No disputing that parks greatly enhance the livability of a community. Place one in a wooded setting – particularly in such states as Alabama where sticky humidity lingers most of the year – and the park is bound to attract many visitors.
Shade is indeed a primary reason why Lee Springs Park in Helena is so popular. Though Helena would unlikely be labeled a concrete jungle, it is part of the Birmingham-Hoover Metropolitan Area, therefore such a refuge is a much-appreciated amenity.
Why is the shade of a tree important on hot days? According to Energy.gov, it can reduce the surrounding air temperature by as much as 6 degrees Fahrenheit. There’s no denying the positive impact of shade on outdoor thermal comfort.
Studio A Design was the lead consultant on the design of the park, which includes trails for walking and running, bike trails, picnic tables and a playground.
Signs within the park provide information about the history of steel production in the area. Between 1873 and 1876, roughly 180 beehive-style coke ovens were constructed in the park area. Though the ovens were moved in 1899, remnants of the oven walls are still visible. U.S. Steel owned the property and set aside 30 acres for the park.
Google reviews of Lee Springs show that many people not only love that the park is set in the woods, but also how it is carefully integrated into the landscape.

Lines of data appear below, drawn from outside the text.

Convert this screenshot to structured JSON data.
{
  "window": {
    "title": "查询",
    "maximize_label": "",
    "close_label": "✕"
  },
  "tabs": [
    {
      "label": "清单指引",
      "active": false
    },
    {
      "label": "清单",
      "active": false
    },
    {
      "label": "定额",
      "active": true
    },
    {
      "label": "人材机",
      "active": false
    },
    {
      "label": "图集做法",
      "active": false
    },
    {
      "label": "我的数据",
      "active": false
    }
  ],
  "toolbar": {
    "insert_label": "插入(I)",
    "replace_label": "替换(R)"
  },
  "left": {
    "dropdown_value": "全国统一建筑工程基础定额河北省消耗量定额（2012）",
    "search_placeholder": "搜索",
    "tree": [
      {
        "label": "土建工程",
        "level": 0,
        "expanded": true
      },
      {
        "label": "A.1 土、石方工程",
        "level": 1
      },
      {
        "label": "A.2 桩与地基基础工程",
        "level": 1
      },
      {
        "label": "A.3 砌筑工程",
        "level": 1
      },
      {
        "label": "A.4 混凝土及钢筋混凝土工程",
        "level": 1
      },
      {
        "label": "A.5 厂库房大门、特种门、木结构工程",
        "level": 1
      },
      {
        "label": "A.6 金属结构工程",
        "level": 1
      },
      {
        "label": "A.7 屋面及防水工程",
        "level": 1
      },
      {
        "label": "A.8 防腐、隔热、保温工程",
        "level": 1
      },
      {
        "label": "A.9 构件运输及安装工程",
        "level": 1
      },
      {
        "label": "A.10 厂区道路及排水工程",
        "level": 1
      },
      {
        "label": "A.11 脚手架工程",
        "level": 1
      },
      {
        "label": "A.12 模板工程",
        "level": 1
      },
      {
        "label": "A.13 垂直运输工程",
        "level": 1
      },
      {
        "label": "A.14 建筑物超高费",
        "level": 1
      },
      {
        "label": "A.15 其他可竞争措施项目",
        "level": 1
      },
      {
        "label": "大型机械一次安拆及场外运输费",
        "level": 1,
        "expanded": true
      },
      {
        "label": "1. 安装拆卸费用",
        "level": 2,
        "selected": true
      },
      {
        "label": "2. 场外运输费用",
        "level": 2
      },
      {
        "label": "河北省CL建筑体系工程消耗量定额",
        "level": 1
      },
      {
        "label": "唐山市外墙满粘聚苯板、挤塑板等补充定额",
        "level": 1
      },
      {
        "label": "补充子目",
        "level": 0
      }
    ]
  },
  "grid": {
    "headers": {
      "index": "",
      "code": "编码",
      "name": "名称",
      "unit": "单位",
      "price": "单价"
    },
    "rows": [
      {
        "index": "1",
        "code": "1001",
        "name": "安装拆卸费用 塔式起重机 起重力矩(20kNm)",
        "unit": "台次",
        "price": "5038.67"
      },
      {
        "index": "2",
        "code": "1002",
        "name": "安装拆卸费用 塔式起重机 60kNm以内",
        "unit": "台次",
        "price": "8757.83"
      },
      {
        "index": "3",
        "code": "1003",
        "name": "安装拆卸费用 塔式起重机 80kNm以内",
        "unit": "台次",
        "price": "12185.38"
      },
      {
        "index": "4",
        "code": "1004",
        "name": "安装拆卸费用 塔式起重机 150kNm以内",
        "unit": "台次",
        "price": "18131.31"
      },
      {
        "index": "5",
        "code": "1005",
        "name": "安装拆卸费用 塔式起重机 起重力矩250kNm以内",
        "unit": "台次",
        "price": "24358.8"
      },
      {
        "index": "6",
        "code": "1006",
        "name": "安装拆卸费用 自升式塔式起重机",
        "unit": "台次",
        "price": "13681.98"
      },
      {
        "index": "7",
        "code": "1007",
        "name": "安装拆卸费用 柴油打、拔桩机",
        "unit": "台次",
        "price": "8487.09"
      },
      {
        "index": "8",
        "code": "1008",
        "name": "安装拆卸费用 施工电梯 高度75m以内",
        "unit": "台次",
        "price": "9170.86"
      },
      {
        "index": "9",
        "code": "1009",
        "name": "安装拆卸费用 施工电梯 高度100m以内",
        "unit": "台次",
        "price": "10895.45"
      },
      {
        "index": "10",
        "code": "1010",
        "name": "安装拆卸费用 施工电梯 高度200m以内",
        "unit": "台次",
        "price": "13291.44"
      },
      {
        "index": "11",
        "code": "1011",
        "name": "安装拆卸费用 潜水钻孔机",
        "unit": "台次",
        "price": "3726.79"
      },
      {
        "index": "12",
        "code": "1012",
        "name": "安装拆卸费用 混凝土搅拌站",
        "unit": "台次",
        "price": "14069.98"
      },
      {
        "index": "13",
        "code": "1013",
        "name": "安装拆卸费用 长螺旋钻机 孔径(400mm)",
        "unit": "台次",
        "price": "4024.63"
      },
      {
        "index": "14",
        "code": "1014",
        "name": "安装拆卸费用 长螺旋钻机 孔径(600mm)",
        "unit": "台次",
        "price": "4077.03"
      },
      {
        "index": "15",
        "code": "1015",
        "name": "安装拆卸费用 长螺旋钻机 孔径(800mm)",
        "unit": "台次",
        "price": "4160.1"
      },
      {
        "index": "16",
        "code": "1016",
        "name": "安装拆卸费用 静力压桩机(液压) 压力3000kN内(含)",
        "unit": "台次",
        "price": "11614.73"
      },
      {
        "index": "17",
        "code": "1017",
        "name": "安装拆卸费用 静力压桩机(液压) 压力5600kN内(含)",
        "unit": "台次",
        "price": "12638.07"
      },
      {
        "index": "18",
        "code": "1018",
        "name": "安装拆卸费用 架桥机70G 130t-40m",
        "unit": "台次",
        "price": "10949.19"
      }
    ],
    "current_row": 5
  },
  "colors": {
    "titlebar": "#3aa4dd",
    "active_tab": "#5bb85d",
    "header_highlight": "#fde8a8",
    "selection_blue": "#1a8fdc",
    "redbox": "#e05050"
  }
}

“Due to the federal funding sources through the Alabama Mining Bureau, several studies were required, including a Cultural Resource Assessment and a Phase One Environmental Assessment,” explains Amy Smith, president of Studio A Design.
As the landscape architect on the project, Smith relied on these studies as well as historic maps, LIDAR maps, and numerous site visits to study the lay of the land and envision a blend of historic interpretation along with modern activities that would be inviting and meaningful.
“It was important to preserve the trees,” she adds, “whose root systems helped to preserve the historic landforms and prevent erosion, and it was also important to bring visitors within viewing distance of sensitive historic features, without disturbing those features.”
Relying on natural materials at the site and working with its topography was fundamental in designing the park. For example, the play area was designed to fit into the wooded landscape, including the slides that are built on the natural slope of the hillside. Bridges, boardwalks, steps and other features were constructed out of natural wood. Trees were used to support swings. The treehouse, boardwalks, benches and overlooks are supported with tree trunks. Low impact features include crushed stone trails and parking surfaces, and the use of indigenous materials.
*Article Written by Jessica Armstrong and Images Courtesy Studio A Design LLC